Women’s History Month Highlight: Janalee Emmer
For Women’s History Month, the BYU MOA wanted to highlight the incredible women who work inside the museum. Let us introduce you to Janalee Emmer, Curator/Head of Educational Programming.
- How long have you worked at the MOA?
Since August 2014.
- What is your favorite part about your job?
I really enjoy that it is constantly changing. There are always new exhibitions coming, so I get to study and learn about new artists and new ideas all of the time. That is energizing and exciting.
- What has been your favorite exhibit at the MOA?
I have so many favorites that it is really hard too hard to decide!
- What’s one challenging aspect of your job?
There are always multiple projects and exhibitions that are at different stages so it can be difficult to stay on top of everything and make sure that I am meeting all of the deadlines for various projects. It’s a kind of continual multi-tasking.
- What did you want to be when you grew up?
Lots of different things: a teacher, a doctor, a writer. I never really thought about working in museums as a curator or educator—I just didn’t know that those jobs existed! But, once I discovered art history, I loved the combination of art and travel, and stories about people.
- What types of cool opportunities has the MOA given you?

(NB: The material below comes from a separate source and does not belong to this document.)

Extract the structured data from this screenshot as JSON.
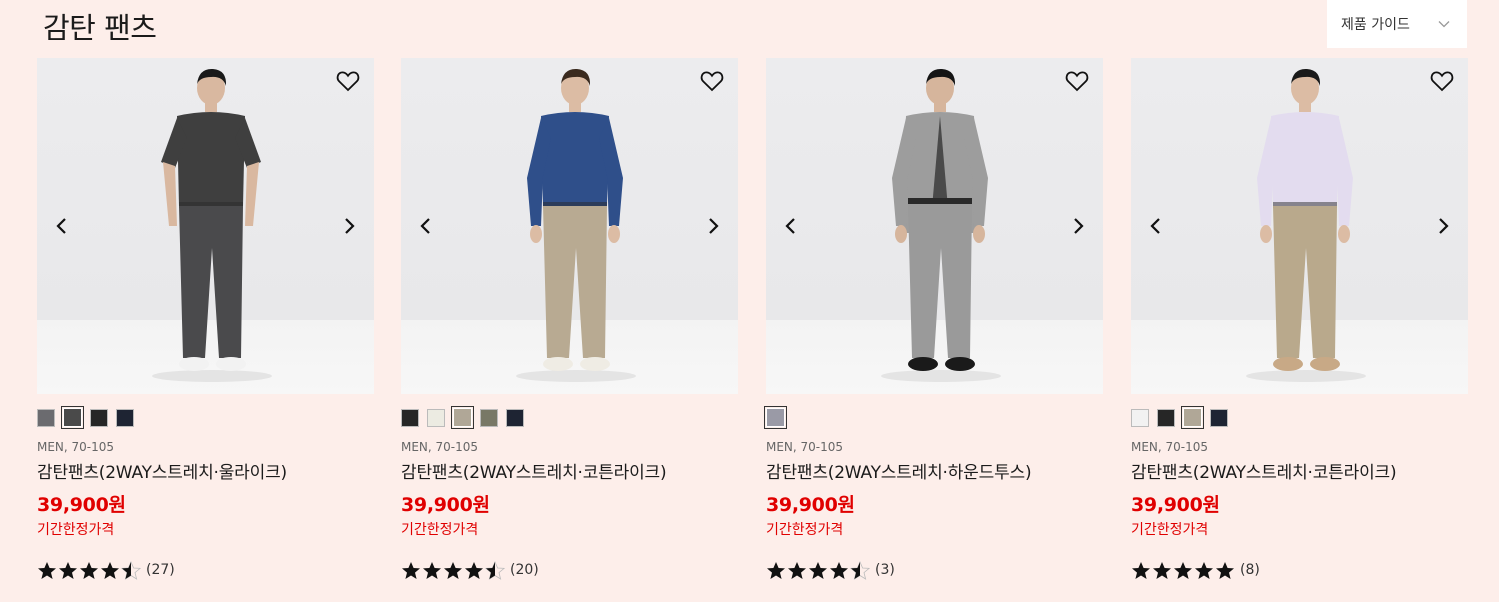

Working at the MOA has allowed me to meet many interesting people and artists. There are so many highlights – during our Norman Rockwell exhibition a couple of years ago, we had the incredible opportunity to invite Ruby Bridges to come speak. She spoke about her experience as a 6-year old being the first African American to integrate an elementary school in the South. Rockwell painted her in his painting The Problem We All Live With, which was included in the exhibition. Despite her difficulties, she remains hopeful and faithful, continually teaching a message of love and inclusion.

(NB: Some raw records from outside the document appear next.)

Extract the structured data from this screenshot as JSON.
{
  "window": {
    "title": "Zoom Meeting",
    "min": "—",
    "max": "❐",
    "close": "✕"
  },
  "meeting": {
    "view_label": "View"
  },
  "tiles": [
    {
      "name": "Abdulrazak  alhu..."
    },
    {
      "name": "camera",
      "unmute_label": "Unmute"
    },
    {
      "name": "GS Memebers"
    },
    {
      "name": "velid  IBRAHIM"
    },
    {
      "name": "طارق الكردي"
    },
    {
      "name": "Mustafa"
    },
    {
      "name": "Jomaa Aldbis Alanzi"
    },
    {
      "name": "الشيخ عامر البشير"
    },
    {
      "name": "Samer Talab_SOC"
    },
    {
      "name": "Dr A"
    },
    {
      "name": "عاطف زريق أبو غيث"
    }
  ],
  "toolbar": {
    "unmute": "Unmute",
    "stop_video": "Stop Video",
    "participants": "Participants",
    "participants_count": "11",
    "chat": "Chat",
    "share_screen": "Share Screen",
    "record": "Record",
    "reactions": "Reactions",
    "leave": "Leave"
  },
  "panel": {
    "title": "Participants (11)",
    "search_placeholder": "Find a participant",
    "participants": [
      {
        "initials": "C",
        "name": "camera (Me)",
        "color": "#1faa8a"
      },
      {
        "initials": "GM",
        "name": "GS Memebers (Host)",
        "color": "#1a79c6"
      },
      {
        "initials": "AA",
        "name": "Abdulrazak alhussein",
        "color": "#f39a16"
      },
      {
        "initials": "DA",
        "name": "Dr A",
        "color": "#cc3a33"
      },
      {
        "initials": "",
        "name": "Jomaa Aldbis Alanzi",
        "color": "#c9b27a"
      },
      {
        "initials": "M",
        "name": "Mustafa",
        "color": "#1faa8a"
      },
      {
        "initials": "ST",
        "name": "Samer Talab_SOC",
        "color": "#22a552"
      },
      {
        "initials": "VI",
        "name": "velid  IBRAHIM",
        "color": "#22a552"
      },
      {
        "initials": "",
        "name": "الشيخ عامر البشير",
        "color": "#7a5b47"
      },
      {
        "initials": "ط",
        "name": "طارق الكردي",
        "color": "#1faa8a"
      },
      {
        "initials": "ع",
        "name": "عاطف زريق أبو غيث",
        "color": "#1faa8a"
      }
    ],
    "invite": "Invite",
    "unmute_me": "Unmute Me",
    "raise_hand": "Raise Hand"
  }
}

- Where is your favorite place you’ve traveled?
I love traveling almost anywhere. It is always an exciting adventure to see new places and explore them. Last year I went to Kuala Lumpur in Malaysia and Hong Kong—both places were so interesting and unique. I loved seeing the Buddhist statues, Hindu temples and Islamic mosques. My absolute favorite place to travel though is always Paris. The art, food, culture, and language are magical!
- What women do you most look up to/ are inspired by in your life?
There are so many women that I look up to and am inspired by. I am surrounded by lots of strong women in my immediate and extended family; they have always shown me that women are strong and powerful. As a nineteenth-century specialist, I am incredibly inspired by women artists who had to fight against difficult odds to get training and establish themselves as professionals. There is something incredibly motivating about seeing people work hard for a dream that seems impossible.
- What’s a typical day like for you?
I don’t think that there really is a typical day at the museum. It really all depends upon what exhibitions are up and what stages they are in. That one of the exciting things about working at a museum, it is always new and fresh.
- How do you stay motivated?
I’ve always been a self-motivated person. I usually have lots of goals of things I want to accomplish and many deadlines so I generally like to take things one day at a time. As long as I make progress and check a few things off the list, I feel happy with that.
- What are some of your hobbies?
Traveling, reading, running, and crocheting
- What advise would you give students?
Study hard, explore your options, and take advantage of all of the opportunities available to students.
- If you could only eat one thing for the rest of your life, what would you choose?
Chips & salsa
14. Who is your favorite artist/what is your favorite artwork?
That is just too hard to say! I think it is usually whatever artist I am working on or studying at the time. Right now, I am fascinated with Nina Katchadourian’s work; everytime I go into the gallery I find something witty and clever that I hadn’t noticed before.